A credit bureau is an organization that collects credit data related to individuals, maintains and updates the information on a regular basis and usually sells the information for a fee to third parties. These organizations collect the loan or borrowing history, spending habits as well as repayment history for individuals. This data, when analyzed, can serve as a powerful predictor of the individual’s future borrowing, repayment, and spending habits. Apart from predicting the future behavior, the credit history can also be used as a tool for fraud detection. The data related to the credit history of an individual is analyzed and based upon the conclusions, the information is typically quantified by a score known as the credit score.
In most cases, the lenders, typically banks and other financial institutions collaborate with these credit bureaus to obtain the credit score before approving a loan. However, credit score influences many other aspects of a credit. Not only does the credit score determine whether a credit is to be issued to an individual but it also determines several other terms including the interest rate, term of repayment and many other details. For example, consumers with poor credit scores usually pay a higher rate of interest compared to those individuals who have a “healthy” credit score.
Collecting the correct information about an individual’s spending habits, credit, and loan repayment history is very critical for the individual, the banks and the credit bureaus. The credit bureaus typically partner with other organizations that collect this data and furnish the information to the credit bureau. These partners are also known as furnishers. The furnishers are mostly organizations like banks, creditors, debt collection agencies, etc. When an individual engages in a financial transaction with these agencies, the information is promptly supplied to the credit bureau that stores the information and updates the information as and when fresh information is received.
The clientele of credit bureaus are not only financial institutions though. They also serve as an identity verifier. For example, many employers, before hiring a new employee, run a credit history check on the person.
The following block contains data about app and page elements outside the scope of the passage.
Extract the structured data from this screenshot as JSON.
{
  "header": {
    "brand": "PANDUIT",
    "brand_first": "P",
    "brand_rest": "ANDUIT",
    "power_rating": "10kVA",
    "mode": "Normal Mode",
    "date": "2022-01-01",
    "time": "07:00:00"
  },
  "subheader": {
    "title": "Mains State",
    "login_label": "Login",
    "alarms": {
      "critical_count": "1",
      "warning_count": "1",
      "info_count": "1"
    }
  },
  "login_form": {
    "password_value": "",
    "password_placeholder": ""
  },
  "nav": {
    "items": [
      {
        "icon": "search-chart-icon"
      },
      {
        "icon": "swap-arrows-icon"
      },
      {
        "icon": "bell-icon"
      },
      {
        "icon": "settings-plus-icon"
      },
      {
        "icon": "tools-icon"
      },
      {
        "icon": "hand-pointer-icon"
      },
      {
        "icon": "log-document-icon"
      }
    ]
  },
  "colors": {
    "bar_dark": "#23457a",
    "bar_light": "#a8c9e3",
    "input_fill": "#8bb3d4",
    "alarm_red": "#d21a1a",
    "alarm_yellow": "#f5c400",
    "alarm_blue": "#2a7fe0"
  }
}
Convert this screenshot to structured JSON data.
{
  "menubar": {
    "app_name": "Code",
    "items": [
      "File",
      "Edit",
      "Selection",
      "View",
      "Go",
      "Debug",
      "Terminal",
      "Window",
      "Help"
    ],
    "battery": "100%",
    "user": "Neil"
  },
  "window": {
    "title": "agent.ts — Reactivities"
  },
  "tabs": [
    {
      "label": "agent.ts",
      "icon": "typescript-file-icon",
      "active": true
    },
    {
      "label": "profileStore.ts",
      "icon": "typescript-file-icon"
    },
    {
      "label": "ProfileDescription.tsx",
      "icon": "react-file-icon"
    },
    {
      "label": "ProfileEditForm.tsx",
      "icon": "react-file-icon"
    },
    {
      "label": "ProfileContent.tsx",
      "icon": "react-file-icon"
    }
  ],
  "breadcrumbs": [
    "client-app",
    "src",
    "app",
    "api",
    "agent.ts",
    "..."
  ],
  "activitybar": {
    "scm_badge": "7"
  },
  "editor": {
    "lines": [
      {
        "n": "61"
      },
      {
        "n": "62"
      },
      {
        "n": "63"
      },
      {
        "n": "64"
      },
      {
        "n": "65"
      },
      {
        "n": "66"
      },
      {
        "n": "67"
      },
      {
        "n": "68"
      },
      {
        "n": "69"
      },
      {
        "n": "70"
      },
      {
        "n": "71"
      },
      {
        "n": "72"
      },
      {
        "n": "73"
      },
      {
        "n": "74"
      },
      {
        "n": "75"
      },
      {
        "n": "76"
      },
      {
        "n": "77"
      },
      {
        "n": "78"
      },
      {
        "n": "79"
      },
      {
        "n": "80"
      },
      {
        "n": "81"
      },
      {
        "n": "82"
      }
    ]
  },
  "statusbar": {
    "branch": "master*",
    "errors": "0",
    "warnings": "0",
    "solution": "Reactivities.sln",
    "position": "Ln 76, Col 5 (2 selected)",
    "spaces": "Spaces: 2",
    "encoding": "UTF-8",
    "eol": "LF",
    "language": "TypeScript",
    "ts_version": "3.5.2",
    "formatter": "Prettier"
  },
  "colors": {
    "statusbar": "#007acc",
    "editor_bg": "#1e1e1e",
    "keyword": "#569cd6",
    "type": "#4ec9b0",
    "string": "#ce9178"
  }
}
This not only verifies the identity of the person but also indicates how responsible the individual is. Credit worthiness of an individual not only indicates an individual’s financial stability but also points towards various other personality traits like responsibility and ability to manage. A bad credit score can certainly act as a deterrent and cripple the chances of getting a job severely. This factor has helped the credit bureaus in building a significant customer base comprising non-financial institutions.
The kind of information collected and stored by credit bureaus is extremely sensitive. As a result, protection of this information is extremely critical. In most countries, the credit bureaus are legally obligated to make sure that the information they collect are relevant, accurate and updated. They are also obligated to furnish the data pertaining to a certain individual to that individual. This is very important especially since the methodologies used by the credit bureaus to arrive at the credit score for an individual in considered to be a secret.